Everything has an end, and we understood that Joyce and Zděnek’s last day working in Bangsbo Botanical Garden would be May 26th. The Chairman of the Technical Committee in Frederikshavn, Jens Hedegaard Kristensen, then warmly thanked Joyce and Zděnek for their innovative work creating the crevice garden. Zděnek replied that it was an honor to be part of building the world’s largest crevice garden in part of the Old World.

We put Joyce and Zděnek on the train to Prague the next morning and we all felt we had spent time with and benefited from working with these talented and committed people, who really know their stuff. With their help we knew we would create a wonderful feature for our part of Denmark.

It was now up to us to get the crevice garden done. We still had quite a few plants from New Zealand and had not yet appointed part of the crevice garden to New Zealand alpine flora. The solution was obvious. We simply had to build a new bed for them, next to the big bed, dedicated to New Zealand plants.

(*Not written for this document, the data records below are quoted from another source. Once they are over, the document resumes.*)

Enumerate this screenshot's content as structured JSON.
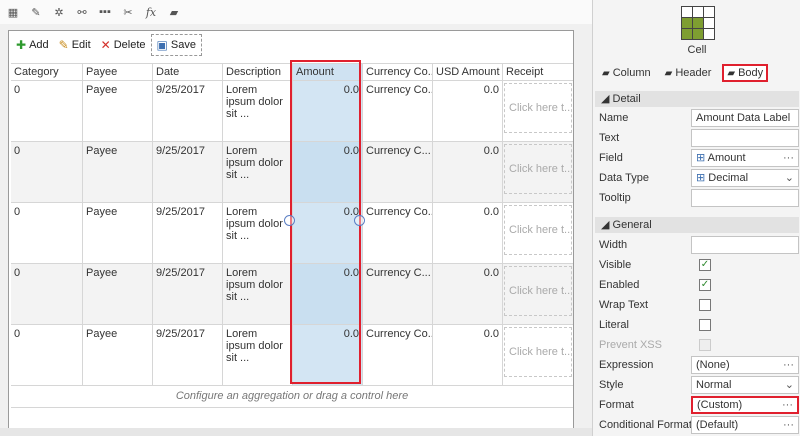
{
  "toolbar_icons": [
    "grid-icon",
    "edit-properties-icon",
    "gear-icon",
    "link-icon",
    "more-icon",
    "cut-icon",
    "function-icon",
    "graduation-cap-icon"
  ],
  "grid": {
    "toolbar": {
      "add_label": "Add",
      "edit_label": "Edit",
      "delete_label": "Delete",
      "save_label": "Save"
    },
    "columns": [
      "Category",
      "Payee",
      "Date",
      "Description",
      "Amount",
      "Currency Co...",
      "USD Amount",
      "Receipt"
    ],
    "rows": [
      {
        "category": "0",
        "payee": "Payee",
        "date": "9/25/2017",
        "description": "Lorem ipsum dolor sit ...",
        "amount": "0.0",
        "currency": "Currency Co...",
        "usd": "0.0",
        "receipt": "Click here t..."
      },
      {
        "category": "0",
        "payee": "Payee",
        "date": "9/25/2017",
        "description": "Lorem ipsum dolor sit ...",
        "amount": "0.0",
        "currency": "Currency C...",
        "usd": "0.0",
        "receipt": "Click here t..."
      },
      {
        "category": "0",
        "payee": "Payee",
        "date": "9/25/2017",
        "description": "Lorem ipsum dolor sit ...",
        "amount": "0.0",
        "currency": "Currency Co...",
        "usd": "0.0",
        "receipt": "Click here t..."
      },
      {
        "category": "0",
        "payee": "Payee",
        "date": "9/25/2017",
        "description": "Lorem ipsum dolor sit ...",
        "amount": "0.0",
        "currency": "Currency C...",
        "usd": "0.0",
        "receipt": "Click here t..."
      },
      {
        "category": "0",
        "payee": "Payee",
        "date": "9/25/2017",
        "description": "Lorem ipsum dolor sit ...",
        "amount": "0.0",
        "currency": "Currency Co...",
        "usd": "0.0",
        "receipt": "Click here t..."
      }
    ],
    "footer": "Configure an aggregation or drag a control here"
  },
  "panel": {
    "title": "Cell",
    "tabs": {
      "column": "Column",
      "header": "Header",
      "body": "Body"
    },
    "detail": {
      "header": "Detail",
      "name_label": "Name",
      "name_value": "Amount Data Label",
      "text_label": "Text",
      "text_value": "",
      "field_label": "Field",
      "field_value": "Amount",
      "datatype_label": "Data Type",
      "datatype_value": "Decimal",
      "tooltip_label": "Tooltip",
      "tooltip_value": ""
    },
    "general": {
      "header": "General",
      "width_label": "Width",
      "width_value": "",
      "visible_label": "Visible",
      "visible_checked": true,
      "enabled_label": "Enabled",
      "enabled_checked": true,
      "wrap_label": "Wrap Text",
      "wrap_checked": false,
      "literal_label": "Literal",
      "literal_checked": false,
      "xss_label": "Prevent XSS",
      "expression_label": "Expression",
      "expression_value": "(None)",
      "style_label": "Style",
      "style_value": "Normal",
      "format_label": "Format",
      "format_value": "(Custom)",
      "condformat_label": "Conditional Format",
      "condformat_value": "(Default)"
    }
  },
  "colors": {
    "highlight": "#e0202e",
    "selected_column": "#d3e5f3",
    "icon_green": "#7e9e31"
  }
}
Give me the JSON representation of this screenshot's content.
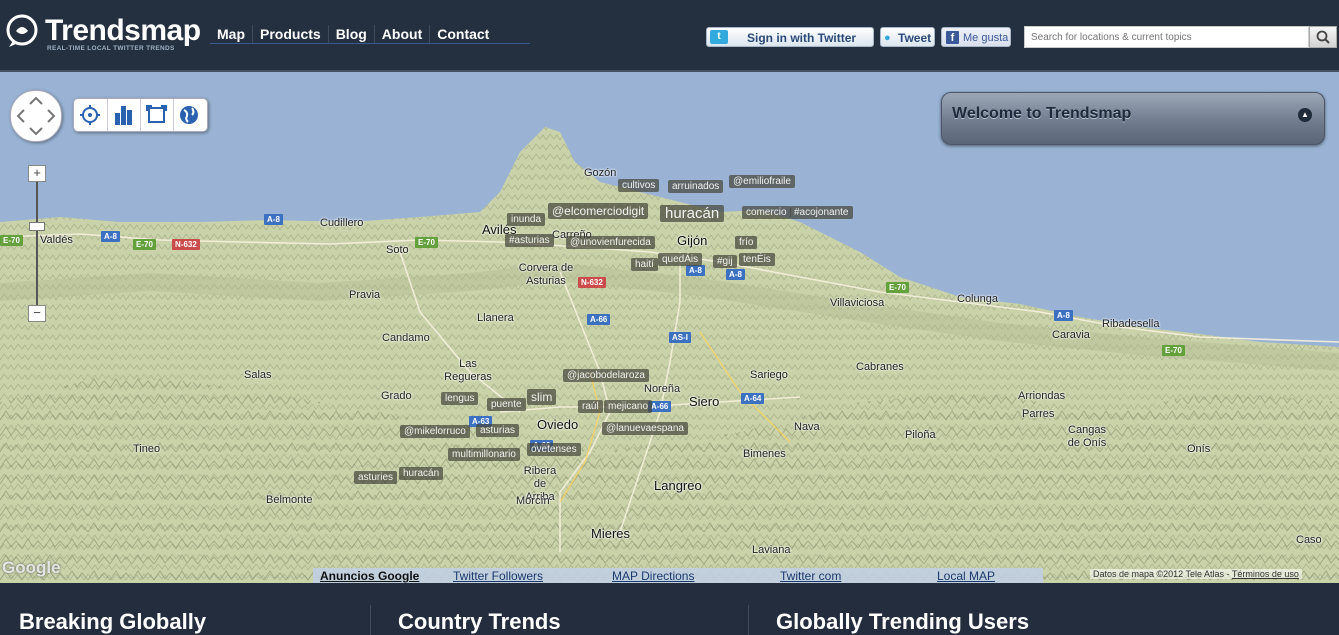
{
  "logo": {
    "name": "Trendsmap",
    "tagline": "REAL-TIME LOCAL TWITTER TRENDS"
  },
  "nav": [
    "Map",
    "Products",
    "Blog",
    "About",
    "Contact"
  ],
  "header_buttons": {
    "signin": "Sign in with Twitter",
    "tweet": "Tweet",
    "like": "Me gusta"
  },
  "search": {
    "placeholder": "Search for locations & current topics"
  },
  "welcome": {
    "title": "Welcome to Trendsmap"
  },
  "zoom": {
    "plus": "+",
    "minus": "−"
  },
  "tags": [
    {
      "text": "cultivos"
    },
    {
      "text": "arruinados"
    },
    {
      "text": "@emiliofraile"
    },
    {
      "text": "inunda"
    },
    {
      "text": "@elcomerciodigit"
    },
    {
      "text": "huracán"
    },
    {
      "text": "comercio"
    },
    {
      "text": "#acojonante"
    },
    {
      "text": "#asturias"
    },
    {
      "text": "@unovienfurecida"
    },
    {
      "text": "frío"
    },
    {
      "text": "haití"
    },
    {
      "text": "quedÁis"
    },
    {
      "text": "#gij"
    },
    {
      "text": "tenÉis"
    },
    {
      "text": "@jacobodelaroza"
    },
    {
      "text": "slim"
    },
    {
      "text": "lengus"
    },
    {
      "text": "puente"
    },
    {
      "text": "raúl"
    },
    {
      "text": "mejicano"
    },
    {
      "text": "@mikelorruco"
    },
    {
      "text": "asturias"
    },
    {
      "text": "@lanuevaespana"
    },
    {
      "text": "multimillonario"
    },
    {
      "text": "ovetenses"
    },
    {
      "text": "asturies"
    },
    {
      "text": "huracán"
    }
  ],
  "places": [
    "Gozón",
    "Avilés",
    "Cudillero",
    "Carreño",
    "Gijón",
    "Valdés",
    "Soto",
    "Corvera de Asturias",
    "Pravia",
    "Llanera",
    "Villaviciosa",
    "Colunga",
    "Caravia",
    "Ribadesella",
    "Candamo",
    "Las Regueras",
    "Noreña",
    "Sariego",
    "Cabranes",
    "Salas",
    "Grado",
    "Siero",
    "Oviedo",
    "Nava",
    "Piloña",
    "Arriondas",
    "Parres",
    "Cangas de Onís",
    "Tineo",
    "Ribera de Arriba",
    "Bimenes",
    "Langreo",
    "Belmonte",
    "Morcín",
    "Mieres",
    "Laviana",
    "Onís",
    "Caso"
  ],
  "roads": [
    "A-8",
    "E-70",
    "N-632",
    "E-70",
    "A-8",
    "N-632",
    "A-8",
    "E-70",
    "A-66",
    "AS-I",
    "A-8",
    "A-64",
    "A-63",
    "A-66",
    "A-66",
    "E-70",
    "E-70"
  ],
  "ad_links": [
    "Anuncios Google",
    "Twitter Followers",
    "MAP Directions",
    "Twitter com",
    "Local MAP"
  ],
  "attribution": {
    "text": "Datos de mapa ©2012 Tele Atlas - ",
    "terms": "Términos de uso"
  },
  "google_logo": "Google",
  "columns": [
    "Breaking Globally",
    "Country Trends",
    "Globally Trending Users"
  ],
  "colors": {
    "sea": "#9ab3d4",
    "land": "#c9d2a8",
    "header": "#24303f",
    "tag_bg": "#46463c"
  }
}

We were, and still are in contact with Zděnek by mail, and he approves further additions and alterations to the crevice garden, as well as giving us ideas about what plants he wants to see added and where they should be located in the stones. Since many of the plants we grow are from new collections and have not been available before, we experiment with plants to determine their hardiness and where they will thrive best in the crevices. We have created several places between the stones for some limestone scree areas and will see if the plants thrive in this environment.

We grow an estimated eight to ten thousand plants in our crevice and tufa beds, and we still have many yet to plant. Here in Denmark we get a lot of rain, almost no winter and rarely any snow cover these days, so many plants don’t survive long, but then there is room for some new ones.

Zděnek’s very last whim, before he left, was to propose to create a small tufa area next to the New Zealand section, when the major stone work was almost complete. These tufa stones are perfect for the many saxifrage species and varieties. To create a proper setting for the collection, we had to find some tufa and luckily found a source in Germany near the Czech border. We ordered ten tons, which was delivered to Bangsbo Botanical Garden on August 4th. Then the challenge was to put it together so that it would all look like part of a natural mountain. It was not an easy task, but we thought the results were satisfactory. An order of many saxifrages was placed from various nurseries. When they arrived, they were planted into the tufa, so in March all the tufa stones are covered with saxifrage flowers. During this period, the crevice garden is filled with people admiring and taking photographs of the plants.

Immediately after Zděnek’s and Joyce’s visit, we received the sad news that Joyce had died in an automobile accident in Canada, a very sad message as Joyce was an amazingly happy and exciting person. Karel Lang, one of the most accomplished saxifrage breeders from the Czech Republic, named one of his saxifrages for Joyce and we planted this hybrid in our tufa bed. Every spring when it flowers, our thoughts go out to Joyce.